What interested me most was something in the comments:
"I respect what Steve Case is trying to do but I would have thought he'd learned the lessons of AOL. It's simple: users aren't as interested in content portals as they are in well-designed tools and focused destinations. [snip]
Similarly, any patient or physician savvy enough to use the Internet to manage their health interests will seek out the best solution for each problem. That translates to separate vendors for health information search, medical reference, personal health records, physician communications, patient social networking, medical products and services shopping, etc. Trying to be everything for everyone is a recipe for disaster."
I'm mulling over this comment, and not sure I agree. I do think there is value to having a place you go that you count on the source for other places to go...if that makes sense.
For example,that's what we try to do with BlogHer. We do have original content and forums and such, but we also do a lot of pointing our members to other great writing by women bloggers across the blogosphere. To us it is not time spent on our web site (or "stickiness" as it's sometimes called) that would be the greatest measure of succeeding at our mission, but rather if we could measure how many people actually clicked to another woman's blog directly from our site. (Don't have a name for that metric.)
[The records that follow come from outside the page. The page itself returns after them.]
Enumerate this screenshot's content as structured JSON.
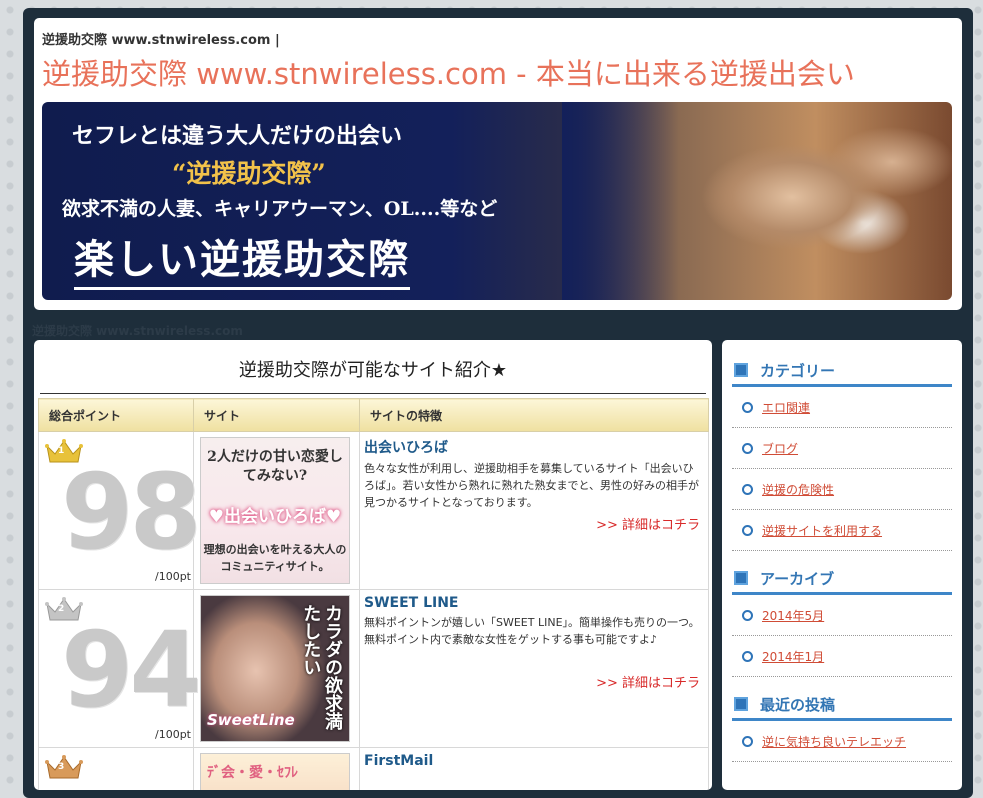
{
  "header": {
    "small_title": "逆援助交際 www.stnwireless.com |",
    "title": "逆援助交際 www.stnwireless.com - 本当に出来る逆援出会い",
    "banner": {
      "line1": "セフレとは違う大人だけの出会い",
      "line2": "“逆援助交際”",
      "line3": "欲求不満の人妻、キャリアウーマン、OL....等など",
      "line4": "楽しい逆援助交際"
    },
    "sub_strip": "逆援助交際 www.stnwireless.com"
  },
  "main": {
    "heading": "逆援助交際が可能なサイト紹介★",
    "columns": [
      "総合ポイント",
      "サイト",
      "サイトの特徴"
    ],
    "rows": [
      {
        "rank": "1",
        "score": "98",
        "unit": "/100pt",
        "crown_color": "#e8c23a",
        "thumb": {
          "line1": "2人だけの甘い恋愛してみない?",
          "line2": "♥出会いひろば♥",
          "line3": "理想の出会いを叶える大人のコミュニティサイト。"
        },
        "title": "出会いひろば",
        "desc": "色々な女性が利用し、逆援助相手を募集しているサイト「出会いひろば」。若い女性から熟れに熟れた熟女までと、男性の好みの相手が見つかるサイトとなっております。",
        "link": ">> 詳細はコチラ"
      },
      {
        "rank": "2",
        "score": "94",
        "unit": "/100pt",
        "crown_color": "#b8b8b8",
        "thumb": {
          "line1": "カラダの欲求満たしたい",
          "line2": "SweetLine"
        },
        "title": "SWEET LINE",
        "desc": "無料ポイントンが嬉しい「SWEET LINE」。簡単操作も売りの一つ。無料ポイント内で素敵な女性をゲットする事も可能ですよ♪",
        "link": ">> 詳細はコチラ"
      },
      {
        "rank": "3",
        "score": "",
        "unit": "",
        "crown_color": "#d89a5a",
        "thumb": {
          "line1": "ﾃﾞ会・愛・ｾﾌﾚ"
        },
        "title": "FirstMail",
        "desc": "",
        "link": ""
      }
    ]
  },
  "sidebar": {
    "categories": {
      "title": "カテゴリー",
      "items": [
        "エロ関連",
        "ブログ",
        "逆援の危険性",
        "逆援サイトを利用する"
      ]
    },
    "archive": {
      "title": "アーカイブ",
      "items": [
        "2014年5月",
        "2014年1月"
      ]
    },
    "recent": {
      "title": "最近の投稿",
      "items": [
        "逆に気持ち良いテレエッチ"
      ]
    }
  }
}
So, if Revolution Health seeks to be the first place you go when looking for health-related information, not the only place you go, I think it could be successful.
What do you think?